Background and aim Telehealth (TH) interventions may improve access to care, diseasespecific and general quality outcomes in chronic liver diseases (CLD). Given the current COVID-19 pandemic, TH interest has grown exponentially. We aimed to systematically evaluate outcomes of TH interventions in a variety of CLD. Methods We used key terms and searched PubMed/EMBASE from inception to 12/5/2020 for observational studies or clinical trials. Two authors independently screened s. We included any type of CLD, including post-transplant patients. Disagreements were solved by a third reviewer. We excluded s, case-reports, and reviews. We extracted the outcomes defined by the authors for each CLD (chronic hepatitis C or B, decompensated cirrhosis, hepatocellular carcinoma-HCC-, liver transplant referral and readmission/rejection after transplantation or weight loss in nonalcoholic fatty liver disease-NAFLD). No meta-analysis was planned due to the heterogeneity of the data. Results Of a total of 3567 studies screened, 29 met inclusion criteria (Table 1). Of these, 17 reported on HCV treatment outcomes [14 video telemedicine, 2 remote specialist consultation, and one texting based intervention]. All studies showed no statistically significant differences between sustained virological response (SVR) rates in telehealth intervention groups compared to control groups or historic general population. 4 retrospective studies examined decompensated cirrhosis/liver transplant referral, followup after transplant, and showed a reduction in time to transplant (138.8 days vs 249 day, P<0.01), mortality or readmission following transplant (28% vs 58%, P=0.004), and improved referral timing (0% immediate rejections of transplant referral vs 41%, P<0.001). Other important outcomes measured also demonstrated benefit in favor of telemedicine incorporation including autoimmune hepatitis remission (100% vs 77.3%, P=0.035). One study assessed chronic hepatitis B outcomes and had no difference in development of hepatocellular carcinoma, ALT fluctuation or cirrhosis over 2 years of follow-up. Finally, two studies assessed weight loss in nonalcoholic fatty liver disease: the prospective study showed no change in weight loss while the randomized clinical trial did.

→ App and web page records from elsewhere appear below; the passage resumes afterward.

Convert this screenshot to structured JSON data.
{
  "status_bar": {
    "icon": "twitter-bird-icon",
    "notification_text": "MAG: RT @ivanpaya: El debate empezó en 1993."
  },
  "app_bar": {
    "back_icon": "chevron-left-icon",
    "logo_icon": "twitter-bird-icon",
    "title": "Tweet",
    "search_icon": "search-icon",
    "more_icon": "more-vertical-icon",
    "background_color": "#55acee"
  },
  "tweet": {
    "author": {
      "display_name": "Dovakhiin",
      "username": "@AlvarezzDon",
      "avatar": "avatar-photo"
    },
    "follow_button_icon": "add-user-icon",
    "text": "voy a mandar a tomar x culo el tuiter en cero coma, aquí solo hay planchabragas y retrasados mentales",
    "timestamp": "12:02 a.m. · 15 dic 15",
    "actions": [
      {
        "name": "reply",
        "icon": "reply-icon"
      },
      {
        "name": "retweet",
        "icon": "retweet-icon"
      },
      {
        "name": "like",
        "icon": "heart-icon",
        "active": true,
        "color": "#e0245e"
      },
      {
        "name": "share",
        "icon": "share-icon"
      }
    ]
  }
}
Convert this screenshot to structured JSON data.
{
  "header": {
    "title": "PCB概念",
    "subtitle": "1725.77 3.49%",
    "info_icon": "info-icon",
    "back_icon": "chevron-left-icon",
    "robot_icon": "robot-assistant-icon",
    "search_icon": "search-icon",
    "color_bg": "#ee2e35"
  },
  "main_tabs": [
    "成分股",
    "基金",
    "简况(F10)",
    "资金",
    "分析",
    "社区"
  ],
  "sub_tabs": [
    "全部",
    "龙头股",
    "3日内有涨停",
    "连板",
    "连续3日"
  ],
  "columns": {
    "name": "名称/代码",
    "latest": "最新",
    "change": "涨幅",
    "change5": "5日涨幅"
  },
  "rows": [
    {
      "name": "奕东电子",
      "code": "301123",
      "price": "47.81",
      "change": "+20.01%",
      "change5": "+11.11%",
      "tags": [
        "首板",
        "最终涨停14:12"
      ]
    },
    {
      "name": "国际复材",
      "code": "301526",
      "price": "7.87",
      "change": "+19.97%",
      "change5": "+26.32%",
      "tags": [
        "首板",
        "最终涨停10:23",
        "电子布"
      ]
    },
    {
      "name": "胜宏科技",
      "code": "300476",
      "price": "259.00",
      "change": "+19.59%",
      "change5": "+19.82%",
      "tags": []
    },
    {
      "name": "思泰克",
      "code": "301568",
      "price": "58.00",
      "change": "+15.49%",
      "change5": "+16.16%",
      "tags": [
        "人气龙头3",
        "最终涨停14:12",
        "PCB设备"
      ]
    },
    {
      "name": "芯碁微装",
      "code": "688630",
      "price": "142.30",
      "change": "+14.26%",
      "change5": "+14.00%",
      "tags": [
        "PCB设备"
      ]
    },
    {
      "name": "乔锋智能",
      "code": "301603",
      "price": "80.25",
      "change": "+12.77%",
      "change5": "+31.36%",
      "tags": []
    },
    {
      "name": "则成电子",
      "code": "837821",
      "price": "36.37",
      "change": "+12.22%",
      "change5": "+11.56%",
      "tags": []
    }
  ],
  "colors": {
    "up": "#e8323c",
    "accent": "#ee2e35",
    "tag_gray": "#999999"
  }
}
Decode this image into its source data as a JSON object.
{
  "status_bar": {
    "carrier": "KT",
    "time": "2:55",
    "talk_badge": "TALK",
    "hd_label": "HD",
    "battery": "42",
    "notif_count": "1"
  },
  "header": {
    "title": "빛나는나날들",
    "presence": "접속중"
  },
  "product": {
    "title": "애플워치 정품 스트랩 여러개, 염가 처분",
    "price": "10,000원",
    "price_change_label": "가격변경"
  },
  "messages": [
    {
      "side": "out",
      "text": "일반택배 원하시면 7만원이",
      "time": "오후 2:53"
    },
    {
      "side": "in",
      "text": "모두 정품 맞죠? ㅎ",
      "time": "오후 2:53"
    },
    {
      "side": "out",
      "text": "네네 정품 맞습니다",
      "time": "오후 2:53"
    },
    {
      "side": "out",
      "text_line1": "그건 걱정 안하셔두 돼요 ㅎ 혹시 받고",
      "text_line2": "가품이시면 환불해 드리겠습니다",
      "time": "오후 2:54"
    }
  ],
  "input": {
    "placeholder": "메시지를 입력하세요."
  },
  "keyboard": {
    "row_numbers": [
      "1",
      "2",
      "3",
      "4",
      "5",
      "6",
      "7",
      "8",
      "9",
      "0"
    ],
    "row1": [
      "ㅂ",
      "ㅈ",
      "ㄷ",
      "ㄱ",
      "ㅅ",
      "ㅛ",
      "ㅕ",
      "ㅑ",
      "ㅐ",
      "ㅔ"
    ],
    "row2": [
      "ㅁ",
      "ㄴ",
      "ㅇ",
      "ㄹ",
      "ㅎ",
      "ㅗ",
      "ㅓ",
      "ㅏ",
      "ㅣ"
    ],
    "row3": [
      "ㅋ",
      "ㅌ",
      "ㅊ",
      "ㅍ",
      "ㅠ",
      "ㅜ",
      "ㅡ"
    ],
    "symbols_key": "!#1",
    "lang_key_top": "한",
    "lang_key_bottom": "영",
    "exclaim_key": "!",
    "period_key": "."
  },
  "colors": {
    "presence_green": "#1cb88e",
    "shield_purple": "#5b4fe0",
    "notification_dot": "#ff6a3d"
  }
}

Conclusion TH interventions in patients with CLD shows consistent equivalent or improved clinical outcomes compared to traditional encounter. Similar SVR, decreased time to liver transplant referral and mortality outcomes were observed in the TH groups. In CHB, development of HCC, cirrhosis or biochemical remission was similar as well. In the NAFLD clinical trial, the TH group had 5%+ weight loss over 3 months compared to the control group. In the light of the ongoing COVID19 pandemic, TH in CLD should be the bridge to improve clinical outcomes when face-to-face encounters are not possible. (Table Presented) Abbreviations: DOC: Department of Corrections, TH: Telehealth, SVR: sustained virological response, SVR12: sustained virological response for 12 weeks, SVR24: sustained virological response for 24 weeks, GP: general practitioner, RCT: randomized controlled trial *Sterling et al, 2018 compared patients with private insurance in clinic vs indigent patients in clinic vs patients in the department of corrections using telemedicine. †Lepage et al, 2020 compared patients in outpatient clinic vs mixed delivery including clinic and telemedicine vs telemedicine only. ††These studies reported rates of SVR in their cohort and compared to historical rates of SVR in similar cohorts.